* [WORK ORDER]
Copy each record exactly and skip its pictures.

* [SOURCE INFORMATION]
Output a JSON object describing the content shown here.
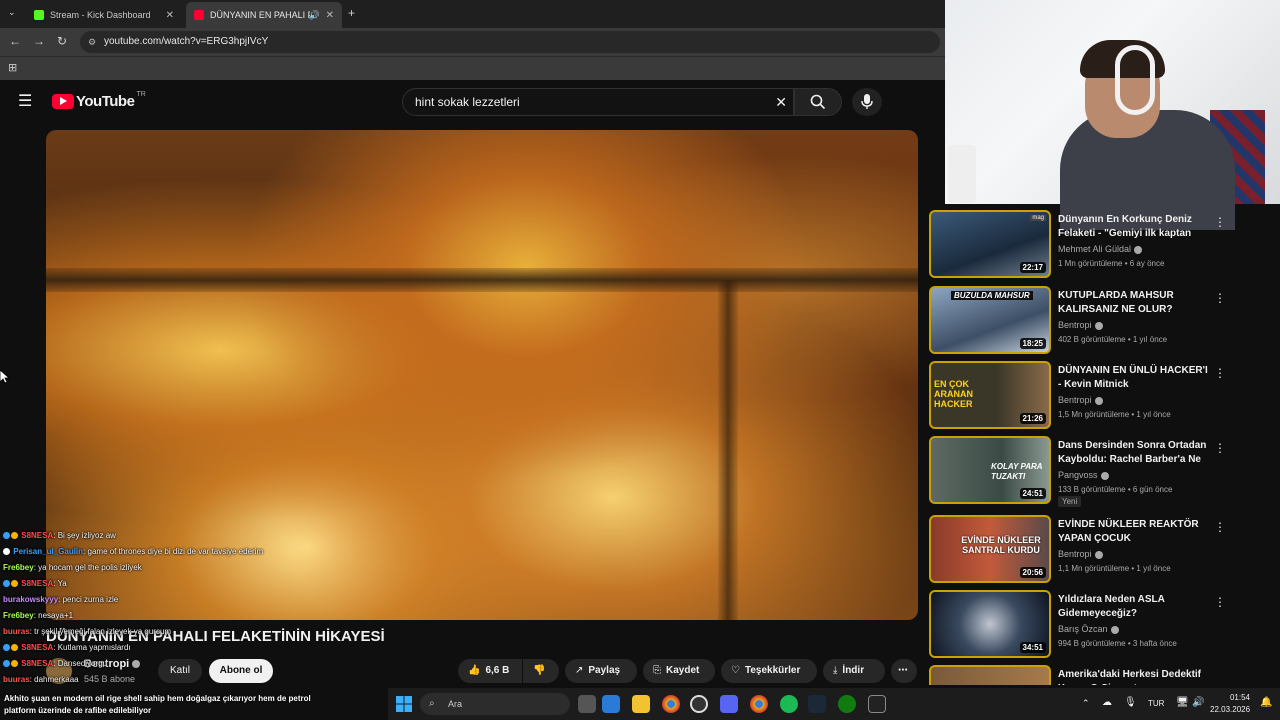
{
  "browser": {
    "tabs": [
      {
        "title": "Stream - Kick Dashboard",
        "favicon_color": "#53fc18"
      },
      {
        "title": "DÜNYANIN EN PAHALI FEL",
        "favicon_color": "#ff0033"
      }
    ],
    "url": "youtube.com/watch?v=ERG3hpjIVcY"
  },
  "youtube": {
    "logo_text": "YouTube",
    "region": "TR",
    "search_value": "hint sokak lezzetleri"
  },
  "video": {
    "title": "DÜNYANIN EN PAHALI FELAKETİNİN HİKAYESİ",
    "channel": "Bentropi",
    "subscribers": "545 B abone",
    "join_label": "Katıl",
    "subscribe_label": "Abone ol",
    "likes": "6,6 B",
    "share_label": "Paylaş",
    "save_label": "Kaydet",
    "thanks_label": "Teşekkürler",
    "download_label": "İndir"
  },
  "recommendations": [
    {
      "title": "Dünyanın En Korkunç Deniz Felaketi - \"Gemiyi ilk kaptan te...",
      "channel": "Mehmet Ali Güldal",
      "meta": "1 Mn görüntüleme • 6 ay önce",
      "duration": "22:17",
      "thumb_color": "#2a3a55",
      "thumb_tag": "mag",
      "badge": ""
    },
    {
      "title": "KUTUPLARDA MAHSUR KALIRSANIZ NE OLUR?",
      "channel": "Bentropi",
      "meta": "402 B görüntüleme • 1 yıl önce",
      "duration": "18:25",
      "thumb_color": "#5b6f8c",
      "thumb_tag": "BUZULDA MAHSUR",
      "badge": ""
    },
    {
      "title": "DÜNYANIN EN ÜNLÜ HACKER'I - Kevin Mitnick",
      "channel": "Bentropi",
      "meta": "1,5 Mn görüntüleme • 1 yıl önce",
      "duration": "21:26",
      "thumb_color": "#3c3a2c",
      "thumb_tag": "EN ÇOK ARANAN HACKER",
      "badge": ""
    },
    {
      "title": "Dans Dersinden Sonra Ortadan Kayboldu: Rachel Barber'a Ne ...",
      "channel": "Pangvoss",
      "meta": "133 B görüntüleme • 6 gün önce",
      "duration": "24:51",
      "thumb_color": "#4a5a52",
      "thumb_tag": "KOLAY PARA TUZAKTI",
      "badge": "Yeni"
    },
    {
      "title": "EVİNDE NÜKLEER REAKTÖR YAPAN ÇOCUK",
      "channel": "Bentropi",
      "meta": "1,1 Mn görüntüleme • 1 yıl önce",
      "duration": "20:56",
      "thumb_color": "#7a2a20",
      "thumb_tag": "EVİNDE NÜKLEER SANTRAL KURDU",
      "badge": ""
    },
    {
      "title": "Yıldızlara Neden ASLA Gidemeyeceğiz?",
      "channel": "Barış Özcan",
      "meta": "994 B görüntüleme • 3 hafta önce",
      "duration": "34:51",
      "thumb_color": "#1e2a3a",
      "thumb_tag": "",
      "badge": ""
    },
    {
      "title": "Amerika'daki Herkesi Dedektif Yapan O Cinayet",
      "channel": "",
      "meta": "",
      "duration": "",
      "thumb_color": "#5a4a3a",
      "thumb_tag": "",
      "badge": ""
    }
  ],
  "chat": [
    {
      "user": "S8NESA",
      "text": "Bi şey izliyoz aw",
      "color": "#ff4d4d",
      "badges": [
        "#3aa0ff",
        "#ffb000"
      ]
    },
    {
      "user": "Perisan_ul_Gaulin",
      "text": "game of thrones diye bi dizi de var tavsiye ederim",
      "color": "#3aa0ff",
      "badges": [
        "#ffffff"
      ]
    },
    {
      "user": "Fre6bey",
      "text": "ya hocam gel the polis izliyek",
      "color": "#a6ff4d",
      "badges": []
    },
    {
      "user": "S8NESA",
      "text": "Ya",
      "color": "#ff4d4d",
      "badges": [
        "#3aa0ff",
        "#ffb000"
      ]
    },
    {
      "user": "burakowskyyy",
      "text": "penci zurna izle",
      "color": "#c78cff",
      "badges": []
    },
    {
      "user": "Fre6bey",
      "text": "nesaya+1",
      "color": "#a6ff4d",
      "badges": []
    },
    {
      "user": "buuras",
      "text": "tr şekil yemeği falan izleyek ya gurcum",
      "color": "#ff5555",
      "badges": []
    },
    {
      "user": "S8NESA",
      "text": "Kutlama yapmıslardı",
      "color": "#ff4d4d",
      "badges": [
        "#3aa0ff",
        "#ffb000"
      ]
    },
    {
      "user": "S8NESA",
      "text": "Dansediyorgu",
      "color": "#ff4d4d",
      "badges": [
        "#3aa0ff",
        "#ffb000"
      ]
    },
    {
      "user": "buuras",
      "text": "dahmerkaaa",
      "color": "#ff5555",
      "badges": []
    }
  ],
  "kick_alert": {
    "line1": "Akhito şuan en modern oil rige shell sahip hem doğalgaz çıkarıyor hem de petrol",
    "line2": "platform üzerinde de rafibe edilebiliyor"
  },
  "taskbar": {
    "search_placeholder": "Ara",
    "language": "TUR",
    "time": "01:54",
    "date": "22.03.2026"
  }
}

* [SOLUTION]
Output a JSON object describing the content shown here.
{
  "browser": {
    "tabs": [
      {
        "title": "Stream - Kick Dashboard",
        "favicon_color": "#53fc18"
      },
      {
        "title": "DÜNYANIN EN PAHALI FEL",
        "favicon_color": "#ff0033"
      }
    ],
    "url": "youtube.com/watch?v=ERG3hpjIVcY"
  },
  "youtube": {
    "logo_text": "YouTube",
    "region": "TR",
    "search_value": "hint sokak lezzetleri"
  },
  "video": {
    "title": "DÜNYANIN EN PAHALI FELAKETİNİN HİKAYESİ",
    "channel": "Bentropi",
    "subscribers": "545 B abone",
    "join_label": "Katıl",
    "subscribe_label": "Abone ol",
    "likes": "6,6 B",
    "share_label": "Paylaş",
    "save_label": "Kaydet",
    "thanks_label": "Teşekkürler",
    "download_label": "İndir"
  },
  "recommendations": [
    {
      "title": "Dünyanın En Korkunç Deniz Felaketi - \"Gemiyi ilk kaptan te...",
      "channel": "Mehmet Ali Güldal",
      "meta": "1 Mn görüntüleme • 6 ay önce",
      "duration": "22:17",
      "thumb_color": "#2a3a55",
      "thumb_tag": "mag",
      "badge": ""
    },
    {
      "title": "KUTUPLARDA MAHSUR KALIRSANIZ NE OLUR?",
      "channel": "Bentropi",
      "meta": "402 B görüntüleme • 1 yıl önce",
      "duration": "18:25",
      "thumb_color": "#5b6f8c",
      "thumb_tag": "BUZULDA MAHSUR",
      "badge": ""
    },
    {
      "title": "DÜNYANIN EN ÜNLÜ HACKER'I - Kevin Mitnick",
      "channel": "Bentropi",
      "meta": "1,5 Mn görüntüleme • 1 yıl önce",
      "duration": "21:26",
      "thumb_color": "#3c3a2c",
      "thumb_tag": "EN ÇOK ARANAN HACKER",
      "badge": ""
    },
    {
      "title": "Dans Dersinden Sonra Ortadan Kayboldu: Rachel Barber'a Ne ...",
      "channel": "Pangvoss",
      "meta": "133 B görüntüleme • 6 gün önce",
      "duration": "24:51",
      "thumb_color": "#4a5a52",
      "thumb_tag": "KOLAY PARA TUZAKTI",
      "badge": "Yeni"
    },
    {
      "title": "EVİNDE NÜKLEER REAKTÖR YAPAN ÇOCUK",
      "channel": "Bentropi",
      "meta": "1,1 Mn görüntüleme • 1 yıl önce",
      "duration": "20:56",
      "thumb_color": "#7a2a20",
      "thumb_tag": "EVİNDE NÜKLEER SANTRAL KURDU",
      "badge": ""
    },
    {
      "title": "Yıldızlara Neden ASLA Gidemeyeceğiz?",
      "channel": "Barış Özcan",
      "meta": "994 B görüntüleme • 3 hafta önce",
      "duration": "34:51",
      "thumb_color": "#1e2a3a",
      "thumb_tag": "",
      "badge": ""
    },
    {
      "title": "Amerika'daki Herkesi Dedektif Yapan O Cinayet",
      "channel": "",
      "meta": "",
      "duration": "",
      "thumb_color": "#5a4a3a",
      "thumb_tag": "",
      "badge": ""
    }
  ],
  "chat": [
    {
      "user": "S8NESA",
      "text": "Bi şey izliyoz aw",
      "color": "#ff4d4d",
      "badges": [
        "#3aa0ff",
        "#ffb000"
      ]
    },
    {
      "user": "Perisan_ul_Gaulin",
      "text": "game of thrones diye bi dizi de var tavsiye ederim",
      "color": "#3aa0ff",
      "badges": [
        "#ffffff"
      ]
    },
    {
      "user": "Fre6bey",
      "text": "ya hocam gel the polis izliyek",
      "color": "#a6ff4d",
      "badges": []
    },
    {
      "user": "S8NESA",
      "text": "Ya",
      "color": "#ff4d4d",
      "badges": [
        "#3aa0ff",
        "#ffb000"
      ]
    },
    {
      "user": "burakowskyyy",
      "text": "penci zurna izle",
      "color": "#c78cff",
      "badges": []
    },
    {
      "user": "Fre6bey",
      "text": "nesaya+1",
      "color": "#a6ff4d",
      "badges": []
    },
    {
      "user": "buuras",
      "text": "tr şekil yemeği falan izleyek ya gurcum",
      "color": "#ff5555",
      "badges": []
    },
    {
      "user": "S8NESA",
      "text": "Kutlama yapmıslardı",
      "color": "#ff4d4d",
      "badges": [
        "#3aa0ff",
        "#ffb000"
      ]
    },
    {
      "user": "S8NESA",
      "text": "Dansediyorgu",
      "color": "#ff4d4d",
      "badges": [
        "#3aa0ff",
        "#ffb000"
      ]
    },
    {
      "user": "buuras",
      "text": "dahmerkaaa",
      "color": "#ff5555",
      "badges": []
    }
  ],
  "kick_alert": {
    "line1": "Akhito şuan en modern oil rige shell sahip hem doğalgaz çıkarıyor hem de petrol",
    "line2": "platform üzerinde de rafibe edilebiliyor"
  },
  "taskbar": {
    "search_placeholder": "Ara",
    "language": "TUR",
    "time": "01:54",
    "date": "22.03.2026"
  }
}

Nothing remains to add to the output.